Tyner’s solo career began while he was still with Coltrane and, in a fertile period between 1962 and 1964, he released six albums for the Impulse! label. After he left Coltrane, in 1965, Tyner had a couple of fallow years but eventually landed at Blue Note in 1967.

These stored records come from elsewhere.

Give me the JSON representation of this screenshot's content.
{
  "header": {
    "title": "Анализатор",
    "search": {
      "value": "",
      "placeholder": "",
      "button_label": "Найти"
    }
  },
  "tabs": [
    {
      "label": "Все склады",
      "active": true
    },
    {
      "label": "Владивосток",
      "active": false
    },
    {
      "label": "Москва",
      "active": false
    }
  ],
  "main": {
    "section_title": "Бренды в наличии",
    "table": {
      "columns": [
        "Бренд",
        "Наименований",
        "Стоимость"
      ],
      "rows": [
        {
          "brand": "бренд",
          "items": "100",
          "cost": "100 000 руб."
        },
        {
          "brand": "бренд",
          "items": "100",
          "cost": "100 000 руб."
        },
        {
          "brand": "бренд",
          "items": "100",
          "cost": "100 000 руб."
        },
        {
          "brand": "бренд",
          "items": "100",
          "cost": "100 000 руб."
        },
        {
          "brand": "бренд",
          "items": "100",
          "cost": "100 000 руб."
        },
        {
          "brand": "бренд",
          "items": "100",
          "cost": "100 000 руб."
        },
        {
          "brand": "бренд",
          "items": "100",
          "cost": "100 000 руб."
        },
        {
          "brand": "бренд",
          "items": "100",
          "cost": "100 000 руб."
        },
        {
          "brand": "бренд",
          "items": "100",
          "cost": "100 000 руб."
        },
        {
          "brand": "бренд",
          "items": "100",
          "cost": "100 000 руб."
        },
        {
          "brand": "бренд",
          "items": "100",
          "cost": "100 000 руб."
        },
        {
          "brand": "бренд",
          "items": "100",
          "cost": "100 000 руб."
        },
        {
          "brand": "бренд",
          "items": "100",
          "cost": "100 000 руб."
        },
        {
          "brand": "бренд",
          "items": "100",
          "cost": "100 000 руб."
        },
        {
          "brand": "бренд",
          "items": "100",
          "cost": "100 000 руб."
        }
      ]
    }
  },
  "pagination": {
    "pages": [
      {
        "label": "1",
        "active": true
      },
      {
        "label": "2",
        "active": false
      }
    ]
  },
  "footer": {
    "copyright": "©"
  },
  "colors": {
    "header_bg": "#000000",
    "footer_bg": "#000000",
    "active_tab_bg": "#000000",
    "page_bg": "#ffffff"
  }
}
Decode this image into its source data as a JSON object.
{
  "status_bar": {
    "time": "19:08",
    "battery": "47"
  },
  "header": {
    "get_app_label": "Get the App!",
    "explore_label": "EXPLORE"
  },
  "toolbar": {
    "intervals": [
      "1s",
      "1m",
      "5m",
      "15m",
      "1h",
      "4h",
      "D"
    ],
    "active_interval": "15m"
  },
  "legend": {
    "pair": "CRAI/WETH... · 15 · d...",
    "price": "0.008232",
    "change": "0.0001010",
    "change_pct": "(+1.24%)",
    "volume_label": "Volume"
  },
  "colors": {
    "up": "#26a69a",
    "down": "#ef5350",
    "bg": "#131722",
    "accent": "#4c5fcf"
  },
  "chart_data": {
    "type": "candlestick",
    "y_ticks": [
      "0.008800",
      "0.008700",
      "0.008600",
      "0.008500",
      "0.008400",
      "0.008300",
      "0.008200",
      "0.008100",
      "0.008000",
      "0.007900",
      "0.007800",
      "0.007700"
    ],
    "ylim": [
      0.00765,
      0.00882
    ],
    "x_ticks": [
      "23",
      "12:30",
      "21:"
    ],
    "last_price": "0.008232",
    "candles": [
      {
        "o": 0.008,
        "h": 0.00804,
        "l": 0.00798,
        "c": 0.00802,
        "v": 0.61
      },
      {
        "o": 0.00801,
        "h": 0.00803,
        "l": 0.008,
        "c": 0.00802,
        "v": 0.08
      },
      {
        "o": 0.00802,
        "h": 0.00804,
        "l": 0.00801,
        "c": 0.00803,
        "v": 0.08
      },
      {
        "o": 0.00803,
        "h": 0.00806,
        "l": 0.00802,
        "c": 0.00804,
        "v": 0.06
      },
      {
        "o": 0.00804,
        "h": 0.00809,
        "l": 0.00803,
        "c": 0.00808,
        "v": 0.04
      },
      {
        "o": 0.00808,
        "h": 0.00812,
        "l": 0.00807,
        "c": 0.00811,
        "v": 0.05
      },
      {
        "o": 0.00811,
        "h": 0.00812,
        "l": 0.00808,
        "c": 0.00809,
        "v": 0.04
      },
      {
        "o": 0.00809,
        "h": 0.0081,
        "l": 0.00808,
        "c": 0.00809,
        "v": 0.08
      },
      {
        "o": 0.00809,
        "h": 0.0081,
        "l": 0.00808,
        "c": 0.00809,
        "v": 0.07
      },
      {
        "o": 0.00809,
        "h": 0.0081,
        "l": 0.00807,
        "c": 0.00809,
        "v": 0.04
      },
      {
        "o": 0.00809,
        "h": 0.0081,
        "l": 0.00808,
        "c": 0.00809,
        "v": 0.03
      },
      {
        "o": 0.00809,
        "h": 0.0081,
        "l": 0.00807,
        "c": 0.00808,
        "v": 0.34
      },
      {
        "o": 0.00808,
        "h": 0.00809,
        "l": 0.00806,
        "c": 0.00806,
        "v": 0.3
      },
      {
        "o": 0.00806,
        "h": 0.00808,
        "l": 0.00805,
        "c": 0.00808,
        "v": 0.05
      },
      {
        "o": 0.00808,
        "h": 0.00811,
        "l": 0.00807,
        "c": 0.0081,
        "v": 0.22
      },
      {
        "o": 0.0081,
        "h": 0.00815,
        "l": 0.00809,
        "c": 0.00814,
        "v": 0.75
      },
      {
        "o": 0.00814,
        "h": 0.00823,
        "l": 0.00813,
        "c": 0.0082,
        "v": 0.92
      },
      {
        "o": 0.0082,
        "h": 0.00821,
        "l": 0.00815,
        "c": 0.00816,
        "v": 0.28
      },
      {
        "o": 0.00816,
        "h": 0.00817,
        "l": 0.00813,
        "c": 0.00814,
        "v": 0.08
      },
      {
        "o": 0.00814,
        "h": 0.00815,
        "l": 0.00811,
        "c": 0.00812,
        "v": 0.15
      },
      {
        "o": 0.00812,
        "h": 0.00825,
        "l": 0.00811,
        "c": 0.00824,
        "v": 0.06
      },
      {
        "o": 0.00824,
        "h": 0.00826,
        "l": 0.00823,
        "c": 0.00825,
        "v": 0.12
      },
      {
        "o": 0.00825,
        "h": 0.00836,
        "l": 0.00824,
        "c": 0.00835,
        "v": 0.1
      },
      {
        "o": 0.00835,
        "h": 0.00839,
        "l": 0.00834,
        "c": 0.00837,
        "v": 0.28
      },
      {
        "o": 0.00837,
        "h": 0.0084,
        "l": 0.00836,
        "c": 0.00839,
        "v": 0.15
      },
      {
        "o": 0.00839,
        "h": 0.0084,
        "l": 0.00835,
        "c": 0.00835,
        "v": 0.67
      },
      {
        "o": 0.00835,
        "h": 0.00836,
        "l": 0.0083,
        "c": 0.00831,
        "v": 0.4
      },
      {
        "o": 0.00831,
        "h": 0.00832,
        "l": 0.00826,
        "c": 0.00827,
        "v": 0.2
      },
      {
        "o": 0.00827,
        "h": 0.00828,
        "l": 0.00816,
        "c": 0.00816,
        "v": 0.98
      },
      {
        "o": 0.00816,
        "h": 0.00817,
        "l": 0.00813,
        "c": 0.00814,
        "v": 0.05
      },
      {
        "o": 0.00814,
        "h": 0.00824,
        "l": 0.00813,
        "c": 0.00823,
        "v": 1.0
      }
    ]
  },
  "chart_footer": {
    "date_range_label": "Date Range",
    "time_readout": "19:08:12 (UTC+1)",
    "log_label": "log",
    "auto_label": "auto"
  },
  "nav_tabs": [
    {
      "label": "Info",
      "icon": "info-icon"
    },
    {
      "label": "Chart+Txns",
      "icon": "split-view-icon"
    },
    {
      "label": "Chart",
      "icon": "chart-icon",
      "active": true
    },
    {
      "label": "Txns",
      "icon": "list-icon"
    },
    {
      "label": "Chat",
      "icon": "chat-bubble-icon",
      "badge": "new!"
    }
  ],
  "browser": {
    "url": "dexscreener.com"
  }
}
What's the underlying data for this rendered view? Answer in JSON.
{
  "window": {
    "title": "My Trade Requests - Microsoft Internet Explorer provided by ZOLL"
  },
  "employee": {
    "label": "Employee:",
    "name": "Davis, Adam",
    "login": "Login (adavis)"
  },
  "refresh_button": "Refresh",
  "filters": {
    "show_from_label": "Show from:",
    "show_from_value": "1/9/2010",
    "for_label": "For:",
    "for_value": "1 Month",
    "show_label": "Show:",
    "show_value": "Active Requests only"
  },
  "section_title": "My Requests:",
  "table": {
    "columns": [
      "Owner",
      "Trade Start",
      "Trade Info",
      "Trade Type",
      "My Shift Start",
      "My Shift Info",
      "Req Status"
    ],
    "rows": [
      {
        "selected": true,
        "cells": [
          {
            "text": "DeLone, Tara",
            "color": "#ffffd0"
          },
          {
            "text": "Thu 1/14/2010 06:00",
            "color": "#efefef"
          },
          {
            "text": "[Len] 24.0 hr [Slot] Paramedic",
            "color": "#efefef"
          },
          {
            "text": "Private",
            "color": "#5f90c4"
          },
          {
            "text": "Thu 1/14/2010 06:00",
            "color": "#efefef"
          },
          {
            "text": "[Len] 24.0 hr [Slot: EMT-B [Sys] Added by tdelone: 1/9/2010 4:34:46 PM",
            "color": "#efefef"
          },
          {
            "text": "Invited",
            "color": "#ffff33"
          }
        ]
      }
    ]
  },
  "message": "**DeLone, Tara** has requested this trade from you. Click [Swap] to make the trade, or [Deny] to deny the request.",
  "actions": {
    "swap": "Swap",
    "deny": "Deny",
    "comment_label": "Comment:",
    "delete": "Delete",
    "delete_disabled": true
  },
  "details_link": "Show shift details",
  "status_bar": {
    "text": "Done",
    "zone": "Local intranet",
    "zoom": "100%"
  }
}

Expansions was his fourth LP for the iconic jazz label and its title referenced the fact that it was Tyner’s most ambitious solo project up to that point, using a larger ensemble than was the norm, comprising seven musicians. In terms of its personnel, Expansions certainly boasted an impressive line-up. On saxophone was Wayne Shorter, then still in the Miles Davis Quintet, while Ron Carter was also “borrowed” from that group, though he played cello on the session rather than his customary bass. Playing trumpet was one of Philadelphia’s rising talents, Woody Shaw, who had impressed on organist Larry Young’s 1966 Blue Note LP Unity. Playing alto sax (and doubling on wooden flute) was Baltimore musician Gary Bartz, who, later in the 70s, would go onto work with Miles Davis. Completing the line-up was bassist Herbie Lewis and drummer Freddie Waits.